The Office is comfortable. When I first started watching the show, I honestly didn’t like it much. It was too awkward, and it would literally make me writhe around uncomfortably. I hated Michael Scott, and I thought the whole Jim and Pam storyline was a little boring. I loved the background characters, though, so I kept going. Now I have watched the arcs of Michael, Jim, and Pam so many times that even the awkwardness doesn’t bother me. I know all the plot turns, and nothing in the show ever gets so dark or sad that it brings me down. Everything gets resolved in this show, and everyone I care about, to some extent, gets a happy ending by the series finale. The best stories, on television or otherwise, create a real sense of place for you to escape into. The Office does that with Scranton, the actual office, and even Dunder Mifflin. It’s a world realistic and well-created, but also goofy and fun. (Also, I’ve grown to love Michael Scott.)
I’m sentimental about The Office too. I worked in offices most of my adult life, but now I work at home, on my own, and it’s surprising how much I find myself missing the little interactions with coworkers, and the atmosphere of a bunch of people working (or at least pretending to work). I’m not ashamed to admit that there’s probably a deep part of me that needs the background noise of The Office on when I’m working to simulate that environment around me. In every episode, my favorite characters talk into the camera revealing more and more personality. I know them. And what’s better than the ability to mute or turn off your annoying coworkers rather than escaping to the bathroom just to have a few moments of solace from their loud conference calls?
Finally, The Office is good. It’s not the best sitcom ever made, but it is solidly written with a great cast in a fun format. Even in the worst episodes, there are plenty of hilarious jokes. Though as a whole the series has a lot of ups and downs, its best episodes are some of the best episodes of any TV show ever. Some of my favorites are “The Injury,“ “The Coup,” and “The Surplus.” While I think it’s important to never obsess over a show or sacrifice any real life adventures because you are too “busy” watching television, it’s a huge comfort to turn to it when real life is dragging you down. Your comfort food TV show is there, predictable and steady, to provide a little respite from the unpredictability of real life.

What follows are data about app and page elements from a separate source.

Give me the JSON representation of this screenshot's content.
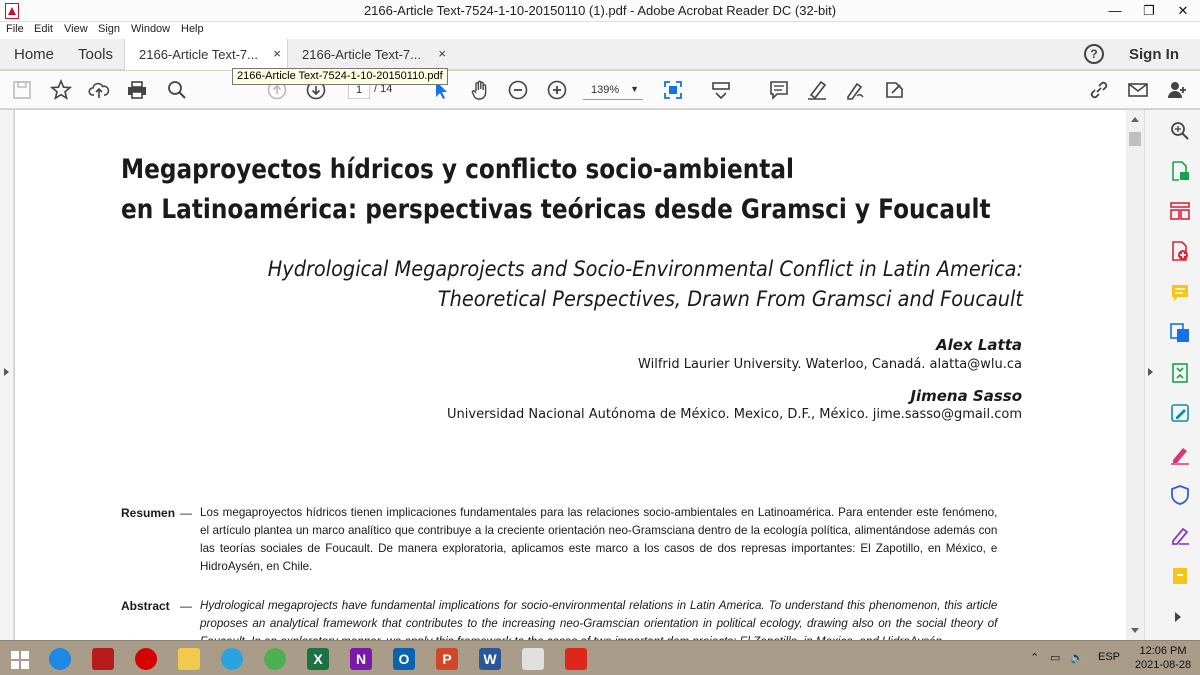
{
  "window": {
    "title": "2166-Article Text-7524-1-10-20150110 (1).pdf - Adobe Acrobat Reader DC (32-bit)",
    "minimize": "—",
    "restore": "❐",
    "close": "✕"
  },
  "menu": [
    "File",
    "Edit",
    "View",
    "Sign",
    "Window",
    "Help"
  ],
  "tabs": {
    "home": "Home",
    "tools": "Tools",
    "docs": [
      {
        "label": "2166-Article Text-7...",
        "close": "×"
      },
      {
        "label": "2166-Article Text-7...",
        "close": "×"
      }
    ],
    "help": "?",
    "sign_in": "Sign In"
  },
  "toolbar": {
    "tooltip": "2166-Article Text-7524-1-10-20150110.pdf",
    "page_current": "1",
    "page_total": "/ 14",
    "zoom": "139%",
    "icons": [
      "save-icon",
      "star-icon",
      "upload-icon",
      "print-icon",
      "search-icon",
      "prev-page-icon",
      "next-page-icon",
      "select-arrow-icon",
      "hand-icon",
      "zoom-out-icon",
      "zoom-in-icon",
      "fit-page-icon",
      "scroll-mode-icon",
      "comment-icon",
      "highlight-icon",
      "sign-icon",
      "share-icon",
      "link-icon",
      "email-icon",
      "add-user-icon"
    ]
  },
  "document": {
    "title_line1": "Megaproyectos hídricos y conflicto socio-ambiental",
    "title_line2": "en Latinoamérica: perspectivas teóricas desde Gramsci y Foucault",
    "subtitle_line1": "Hydrological Megaprojects and Socio-Environmental Conflict in Latin America:",
    "subtitle_line2": "Theoretical Perspectives, Drawn From Gramsci and Foucault",
    "author1": "Alex Latta",
    "affil1": "Wilfrid Laurier University. Waterloo, Canadá. alatta@wlu.ca",
    "author2": "Jimena Sasso",
    "affil2": "Universidad Nacional Autónoma de México. Mexico, D.F., México. jime.sasso@gmail.com",
    "resumen_label": "Resumen",
    "resumen_dash": "—",
    "resumen_text": "Los megaproyectos hídricos tienen implicaciones fundamentales para las relaciones socio-ambientales en Latinoamérica. Para entender este fenómeno, el artículo plantea un marco analítico que contribuye a la creciente orientación neo-Gramsciana dentro de la ecología política, alimentándose además con las teorías sociales de Foucault. De manera exploratoria, aplicamos este marco a los casos de dos represas importantes: El Zapotillo, en México, e HidroAysén, en Chile.",
    "abstract_label": "Abstract",
    "abstract_dash": "—",
    "abstract_text": "Hydrological megaprojects have fundamental implications for socio-environmental relations in Latin America. To understand this phenomenon, this article proposes an analytical framework that contributes to the increasing neo-Gramscian orientation in political ecology, drawing also on the social theory of Foucault. In an exploratory manner, we apply this framework to the cases of two important dam projects: El Zapotillo, in Mexico, and HidroAysén"
  },
  "right_panel": {
    "icons": [
      "search-zoom-icon",
      "export-pdf-icon",
      "organize-pages-icon",
      "create-pdf-icon",
      "comment-tool-icon",
      "combine-files-icon",
      "compress-icon",
      "edit-pdf-icon",
      "fill-sign-icon",
      "protect-icon",
      "sign-pen-icon",
      "more-tools-icon"
    ]
  },
  "taskbar": {
    "apps": [
      {
        "name": "start-icon",
        "color": "#1b1b1b"
      },
      {
        "name": "internet-explorer-icon",
        "color": "#1e88e5"
      },
      {
        "name": "mendeley-icon",
        "color": "#b71c1c"
      },
      {
        "name": "opera-icon",
        "color": "#d50000"
      },
      {
        "name": "file-explorer-icon",
        "color": "#f2c94c"
      },
      {
        "name": "telegram-icon",
        "color": "#2aa3df"
      },
      {
        "name": "chrome-icon",
        "color": "#4caf50"
      },
      {
        "name": "excel-icon",
        "color": "#1e7145",
        "letter": "X"
      },
      {
        "name": "onenote-icon",
        "color": "#7719aa",
        "letter": "N"
      },
      {
        "name": "outlook-icon",
        "color": "#0a64ad",
        "letter": "O"
      },
      {
        "name": "powerpoint-icon",
        "color": "#d24726",
        "letter": "P"
      },
      {
        "name": "word-icon",
        "color": "#2b579a",
        "letter": "W"
      },
      {
        "name": "snipping-tool-icon",
        "color": "#e0e0e0"
      },
      {
        "name": "acrobat-icon",
        "color": "#e0251b"
      }
    ],
    "language": "ESP",
    "time": "12:06 PM",
    "date": "2021-08-28"
  }
}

It is an indisputable fact that I always feel better with The Office on. I can even YouTube specific scenes for a little snack if I need a quick day brightener. So, I’ve included some of my favorites below. Do you have a comfort food television show? Or a movie? Maybe an album? Leave a comment and tell us why!